I remember reading that quote from Georgia O'keefe in a biography about her. I underlined it and marked the page. For over a decade I was pushing the scale of what I could create in Bead Embroidery. I wanted it big enough that you couldn't ignore the beauty of the medium and image. I thought scale would reduce the way people often trivialize the medium as "crafty." The above diptych took a full year to create. Yes a year of working 3-4 days a week, 8 hours a day and with an assistant on two of those days. You do the math, that is a lot of work.
Red Hot and Blue
44" x 50"
Bead Embroidery and Sequins on Silk
Photo Credit: Larry Sanders
This was the largest I was able to get. I could have gone longer but not any wider as my arms couldn't easily reach the middle of the stretched fabric. They were tough on the body to make.
As I get ready for a new collection that I am now fondly calling Patterns of Life, scale again became a factor. But this time, I scaled down. I needed to work smarter not harder, so I scaled down. I am now working on tiny 8x12 inch panels of embroidery. I love them as I can quickly work through technique, color, texture and composition ideas. One panel only takes 30-40 hours to create as opposed to approximately 1,600 hours. In bead time, 40 hours is quick.
While i frequently sketch in gouache, the beads talk to me as I work. You can't mix color while working in bead embroidery. I have to see one bead next to another to see if the colors optically blend to the shade I want. I have to see if the beads finish changes the read too. So yes, the beads talk to me.
Working at a much smaller scale is very freeing. I don't fight the work as much. I sketch out my idea in water soluble pen straight onto the silk. I begin and sometimes I don't follow my own drawn lines as the color intensity of the beads affects the overall composition. It's a dance in a away.
Even though I am working on a smaller scale, I am still pushing the limits with my, ahem, middle aged body. I recently met with a physical therapist who gave me exercises to strengthen my upper back to take the workload off of my shoulders and neck. A wrist brace has relieved pain I've endured for years. I evidently had a badly inflamed a nerve. I also meet weekly with a chiropractor who untwists me and gets me feeling better. TMI? Well maybe, but I want you to know what artists go through to create their passion. I love what I do and have a great physical therapist who took the time to watch me work and then figure out what I needed to do to keep making my work long into and past retirement. Do artists really ever retire??????

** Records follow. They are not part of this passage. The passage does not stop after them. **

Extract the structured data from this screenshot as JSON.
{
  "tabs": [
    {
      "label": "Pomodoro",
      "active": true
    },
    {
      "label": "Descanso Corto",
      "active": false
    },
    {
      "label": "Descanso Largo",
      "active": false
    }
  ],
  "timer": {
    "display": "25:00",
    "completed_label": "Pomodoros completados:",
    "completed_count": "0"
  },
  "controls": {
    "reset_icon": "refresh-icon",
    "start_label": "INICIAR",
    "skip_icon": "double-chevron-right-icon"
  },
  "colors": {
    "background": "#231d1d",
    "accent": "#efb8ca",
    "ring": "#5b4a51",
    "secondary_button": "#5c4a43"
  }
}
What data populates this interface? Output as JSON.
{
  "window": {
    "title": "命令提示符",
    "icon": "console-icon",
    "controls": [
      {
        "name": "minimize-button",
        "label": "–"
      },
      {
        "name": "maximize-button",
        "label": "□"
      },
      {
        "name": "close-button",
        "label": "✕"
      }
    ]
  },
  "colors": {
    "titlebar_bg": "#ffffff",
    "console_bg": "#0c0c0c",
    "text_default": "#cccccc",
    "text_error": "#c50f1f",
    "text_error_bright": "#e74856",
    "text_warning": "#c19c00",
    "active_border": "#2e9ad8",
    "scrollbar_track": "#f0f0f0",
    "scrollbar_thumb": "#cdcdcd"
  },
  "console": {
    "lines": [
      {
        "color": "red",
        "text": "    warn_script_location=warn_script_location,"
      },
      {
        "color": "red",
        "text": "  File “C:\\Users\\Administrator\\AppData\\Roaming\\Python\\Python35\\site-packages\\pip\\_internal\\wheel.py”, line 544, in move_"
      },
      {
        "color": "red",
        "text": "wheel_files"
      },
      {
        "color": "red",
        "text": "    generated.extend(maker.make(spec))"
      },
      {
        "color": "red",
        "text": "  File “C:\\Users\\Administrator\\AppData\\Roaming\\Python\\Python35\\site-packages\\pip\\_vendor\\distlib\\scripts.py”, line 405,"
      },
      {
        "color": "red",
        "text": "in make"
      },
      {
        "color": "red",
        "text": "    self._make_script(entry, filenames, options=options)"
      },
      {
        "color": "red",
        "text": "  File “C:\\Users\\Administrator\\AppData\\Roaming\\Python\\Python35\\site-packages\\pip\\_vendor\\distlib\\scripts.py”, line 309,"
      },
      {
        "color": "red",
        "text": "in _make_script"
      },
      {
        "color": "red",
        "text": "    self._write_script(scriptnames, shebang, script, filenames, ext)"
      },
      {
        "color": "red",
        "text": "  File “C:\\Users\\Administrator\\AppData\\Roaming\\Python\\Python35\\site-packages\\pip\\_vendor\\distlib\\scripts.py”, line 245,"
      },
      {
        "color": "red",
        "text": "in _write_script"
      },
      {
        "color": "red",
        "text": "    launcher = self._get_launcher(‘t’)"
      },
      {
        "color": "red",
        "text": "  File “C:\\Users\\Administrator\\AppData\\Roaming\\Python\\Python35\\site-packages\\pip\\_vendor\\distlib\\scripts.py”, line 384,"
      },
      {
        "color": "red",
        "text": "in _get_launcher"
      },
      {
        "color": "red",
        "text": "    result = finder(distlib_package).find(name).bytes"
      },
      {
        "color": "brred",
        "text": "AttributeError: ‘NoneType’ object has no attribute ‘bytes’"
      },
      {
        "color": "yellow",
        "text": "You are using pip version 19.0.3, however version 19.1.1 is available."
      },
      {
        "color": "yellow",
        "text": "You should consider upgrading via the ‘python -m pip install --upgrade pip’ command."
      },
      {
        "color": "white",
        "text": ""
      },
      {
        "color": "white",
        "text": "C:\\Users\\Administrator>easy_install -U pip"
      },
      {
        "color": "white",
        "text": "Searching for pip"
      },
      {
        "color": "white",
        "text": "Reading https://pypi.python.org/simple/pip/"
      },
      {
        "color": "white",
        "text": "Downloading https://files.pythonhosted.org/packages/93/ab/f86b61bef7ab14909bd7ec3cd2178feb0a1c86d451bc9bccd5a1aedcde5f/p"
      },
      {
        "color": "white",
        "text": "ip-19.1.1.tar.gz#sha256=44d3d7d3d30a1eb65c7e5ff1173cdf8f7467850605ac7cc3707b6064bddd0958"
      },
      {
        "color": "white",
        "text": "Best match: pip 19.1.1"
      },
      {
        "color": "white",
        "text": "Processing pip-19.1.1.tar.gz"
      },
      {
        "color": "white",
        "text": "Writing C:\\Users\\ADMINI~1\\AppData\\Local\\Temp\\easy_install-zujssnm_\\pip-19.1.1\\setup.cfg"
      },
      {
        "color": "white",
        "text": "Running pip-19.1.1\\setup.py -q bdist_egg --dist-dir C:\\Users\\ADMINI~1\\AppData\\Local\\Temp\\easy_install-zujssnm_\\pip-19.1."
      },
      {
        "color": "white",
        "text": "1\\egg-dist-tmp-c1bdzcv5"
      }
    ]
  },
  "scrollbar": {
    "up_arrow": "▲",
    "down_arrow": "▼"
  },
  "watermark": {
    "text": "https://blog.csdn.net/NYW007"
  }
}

Want to see more of my art in progress? I post daily over on Instagram. Join the party!